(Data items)

>>>>

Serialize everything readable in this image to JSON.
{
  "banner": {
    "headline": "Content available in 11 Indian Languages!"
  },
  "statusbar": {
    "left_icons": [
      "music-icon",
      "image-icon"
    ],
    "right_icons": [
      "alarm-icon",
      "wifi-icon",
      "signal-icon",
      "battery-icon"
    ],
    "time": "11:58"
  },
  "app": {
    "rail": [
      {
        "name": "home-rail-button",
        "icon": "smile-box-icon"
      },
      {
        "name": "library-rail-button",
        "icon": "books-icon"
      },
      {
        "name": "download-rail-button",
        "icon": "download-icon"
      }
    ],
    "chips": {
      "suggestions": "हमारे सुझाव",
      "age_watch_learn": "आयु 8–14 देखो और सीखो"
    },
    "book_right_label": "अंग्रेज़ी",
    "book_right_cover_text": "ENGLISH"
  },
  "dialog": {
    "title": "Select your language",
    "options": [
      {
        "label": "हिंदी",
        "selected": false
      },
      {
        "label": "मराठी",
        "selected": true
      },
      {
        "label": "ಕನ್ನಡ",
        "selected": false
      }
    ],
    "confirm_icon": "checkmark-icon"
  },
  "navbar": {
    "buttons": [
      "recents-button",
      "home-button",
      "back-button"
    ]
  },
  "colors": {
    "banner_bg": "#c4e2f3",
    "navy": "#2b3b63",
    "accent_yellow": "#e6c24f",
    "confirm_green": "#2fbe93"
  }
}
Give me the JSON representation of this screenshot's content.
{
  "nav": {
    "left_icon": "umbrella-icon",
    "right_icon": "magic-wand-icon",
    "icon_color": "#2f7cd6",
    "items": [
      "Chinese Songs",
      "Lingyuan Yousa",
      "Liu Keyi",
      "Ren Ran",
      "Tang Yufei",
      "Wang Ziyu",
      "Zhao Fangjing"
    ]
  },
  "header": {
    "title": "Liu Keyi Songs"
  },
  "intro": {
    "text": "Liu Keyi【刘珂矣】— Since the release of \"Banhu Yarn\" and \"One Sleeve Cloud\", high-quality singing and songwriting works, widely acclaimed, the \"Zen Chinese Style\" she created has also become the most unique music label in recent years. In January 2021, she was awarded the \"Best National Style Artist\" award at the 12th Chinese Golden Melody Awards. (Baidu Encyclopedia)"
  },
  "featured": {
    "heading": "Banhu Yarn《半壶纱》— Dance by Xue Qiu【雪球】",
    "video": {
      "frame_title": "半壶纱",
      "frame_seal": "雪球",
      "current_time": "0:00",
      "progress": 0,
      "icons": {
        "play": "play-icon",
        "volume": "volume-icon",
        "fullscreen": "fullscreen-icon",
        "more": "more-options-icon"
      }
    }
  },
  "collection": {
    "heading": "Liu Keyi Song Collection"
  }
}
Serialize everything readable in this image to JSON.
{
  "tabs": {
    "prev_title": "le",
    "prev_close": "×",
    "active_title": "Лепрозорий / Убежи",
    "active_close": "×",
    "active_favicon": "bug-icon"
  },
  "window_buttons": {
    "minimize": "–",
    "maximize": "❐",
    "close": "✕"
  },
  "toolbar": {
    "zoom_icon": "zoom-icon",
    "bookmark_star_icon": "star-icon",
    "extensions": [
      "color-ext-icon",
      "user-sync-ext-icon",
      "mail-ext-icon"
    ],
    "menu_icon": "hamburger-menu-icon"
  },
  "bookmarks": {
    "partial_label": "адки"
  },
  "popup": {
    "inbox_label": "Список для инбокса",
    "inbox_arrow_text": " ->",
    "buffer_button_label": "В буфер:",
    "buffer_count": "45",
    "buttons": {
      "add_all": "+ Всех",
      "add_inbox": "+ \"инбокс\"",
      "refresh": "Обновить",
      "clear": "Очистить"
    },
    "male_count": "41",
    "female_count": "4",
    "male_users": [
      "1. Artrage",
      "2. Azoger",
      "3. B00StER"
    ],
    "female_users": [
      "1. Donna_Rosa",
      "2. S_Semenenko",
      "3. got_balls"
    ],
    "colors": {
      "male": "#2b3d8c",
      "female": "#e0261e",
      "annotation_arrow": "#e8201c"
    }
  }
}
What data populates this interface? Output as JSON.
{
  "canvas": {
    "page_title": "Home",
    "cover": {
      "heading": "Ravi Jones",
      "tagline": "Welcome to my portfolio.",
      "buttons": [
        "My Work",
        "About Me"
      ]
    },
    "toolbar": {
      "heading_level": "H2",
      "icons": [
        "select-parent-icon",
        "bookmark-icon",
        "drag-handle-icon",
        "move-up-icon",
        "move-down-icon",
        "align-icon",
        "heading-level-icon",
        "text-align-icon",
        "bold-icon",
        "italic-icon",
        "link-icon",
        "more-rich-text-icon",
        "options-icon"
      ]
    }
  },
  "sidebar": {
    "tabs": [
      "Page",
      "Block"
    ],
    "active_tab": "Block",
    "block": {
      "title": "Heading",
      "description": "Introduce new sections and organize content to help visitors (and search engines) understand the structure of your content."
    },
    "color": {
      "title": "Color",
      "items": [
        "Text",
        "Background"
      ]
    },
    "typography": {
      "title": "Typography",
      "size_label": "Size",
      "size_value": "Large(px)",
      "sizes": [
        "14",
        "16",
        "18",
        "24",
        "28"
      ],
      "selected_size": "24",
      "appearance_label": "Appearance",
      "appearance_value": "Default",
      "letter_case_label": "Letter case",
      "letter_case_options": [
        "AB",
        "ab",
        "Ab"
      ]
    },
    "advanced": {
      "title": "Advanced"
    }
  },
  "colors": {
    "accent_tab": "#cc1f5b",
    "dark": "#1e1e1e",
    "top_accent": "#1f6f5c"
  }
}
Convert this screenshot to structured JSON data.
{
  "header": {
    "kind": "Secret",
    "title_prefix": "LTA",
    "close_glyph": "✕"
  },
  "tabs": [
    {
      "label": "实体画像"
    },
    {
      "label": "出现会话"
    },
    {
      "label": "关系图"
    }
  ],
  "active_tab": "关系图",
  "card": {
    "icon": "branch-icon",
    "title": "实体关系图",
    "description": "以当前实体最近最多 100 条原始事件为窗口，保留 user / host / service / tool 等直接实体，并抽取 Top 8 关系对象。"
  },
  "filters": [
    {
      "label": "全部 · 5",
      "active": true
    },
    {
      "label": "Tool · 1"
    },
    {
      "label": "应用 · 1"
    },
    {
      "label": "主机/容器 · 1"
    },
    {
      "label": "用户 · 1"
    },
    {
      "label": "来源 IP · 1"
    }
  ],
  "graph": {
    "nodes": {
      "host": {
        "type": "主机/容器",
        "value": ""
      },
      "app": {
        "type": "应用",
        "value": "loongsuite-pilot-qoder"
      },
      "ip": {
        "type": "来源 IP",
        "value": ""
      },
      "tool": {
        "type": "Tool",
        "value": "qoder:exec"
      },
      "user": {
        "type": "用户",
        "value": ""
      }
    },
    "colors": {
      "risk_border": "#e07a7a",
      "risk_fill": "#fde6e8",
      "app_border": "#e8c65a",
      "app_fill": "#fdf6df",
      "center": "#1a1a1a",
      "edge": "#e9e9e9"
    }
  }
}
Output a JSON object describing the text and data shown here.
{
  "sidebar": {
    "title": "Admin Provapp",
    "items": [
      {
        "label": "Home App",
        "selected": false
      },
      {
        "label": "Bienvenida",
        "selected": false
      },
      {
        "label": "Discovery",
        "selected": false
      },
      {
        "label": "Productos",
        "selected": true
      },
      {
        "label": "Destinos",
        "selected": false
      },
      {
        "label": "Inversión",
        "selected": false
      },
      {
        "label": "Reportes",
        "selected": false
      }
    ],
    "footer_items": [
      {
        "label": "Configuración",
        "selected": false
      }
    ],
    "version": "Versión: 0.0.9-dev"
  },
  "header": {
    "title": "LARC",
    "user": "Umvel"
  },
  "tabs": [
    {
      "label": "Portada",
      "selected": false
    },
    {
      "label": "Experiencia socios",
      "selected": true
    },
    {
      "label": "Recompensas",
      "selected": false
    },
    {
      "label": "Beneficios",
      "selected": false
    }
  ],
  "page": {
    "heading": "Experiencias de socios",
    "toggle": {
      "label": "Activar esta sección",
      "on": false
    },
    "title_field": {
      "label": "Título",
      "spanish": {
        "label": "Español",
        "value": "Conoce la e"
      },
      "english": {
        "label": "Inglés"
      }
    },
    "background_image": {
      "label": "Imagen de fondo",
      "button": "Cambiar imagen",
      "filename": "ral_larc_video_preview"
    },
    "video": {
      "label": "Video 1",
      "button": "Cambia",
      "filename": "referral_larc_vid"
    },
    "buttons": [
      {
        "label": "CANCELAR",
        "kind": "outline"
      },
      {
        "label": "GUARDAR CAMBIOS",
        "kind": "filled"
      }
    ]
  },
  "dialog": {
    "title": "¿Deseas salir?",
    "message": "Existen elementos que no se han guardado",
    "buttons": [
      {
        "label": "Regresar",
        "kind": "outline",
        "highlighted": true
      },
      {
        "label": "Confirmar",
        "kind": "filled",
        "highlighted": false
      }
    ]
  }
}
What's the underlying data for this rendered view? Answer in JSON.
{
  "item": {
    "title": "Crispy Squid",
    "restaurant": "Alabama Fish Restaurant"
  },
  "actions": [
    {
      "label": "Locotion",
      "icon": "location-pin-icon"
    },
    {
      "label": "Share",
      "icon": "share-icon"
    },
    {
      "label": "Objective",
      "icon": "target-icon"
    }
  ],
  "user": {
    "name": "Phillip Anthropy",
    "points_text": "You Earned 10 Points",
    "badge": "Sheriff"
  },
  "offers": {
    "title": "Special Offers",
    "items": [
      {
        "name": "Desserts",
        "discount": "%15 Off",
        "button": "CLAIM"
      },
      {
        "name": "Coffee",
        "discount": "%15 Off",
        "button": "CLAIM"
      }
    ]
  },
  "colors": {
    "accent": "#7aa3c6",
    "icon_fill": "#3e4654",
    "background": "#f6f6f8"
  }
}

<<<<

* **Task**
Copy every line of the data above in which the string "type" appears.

* **Task response**
        "type": "主机/容器",
        "type": "应用",
        "type": "来源 IP",
        "type": "Tool",
        "type": "用户",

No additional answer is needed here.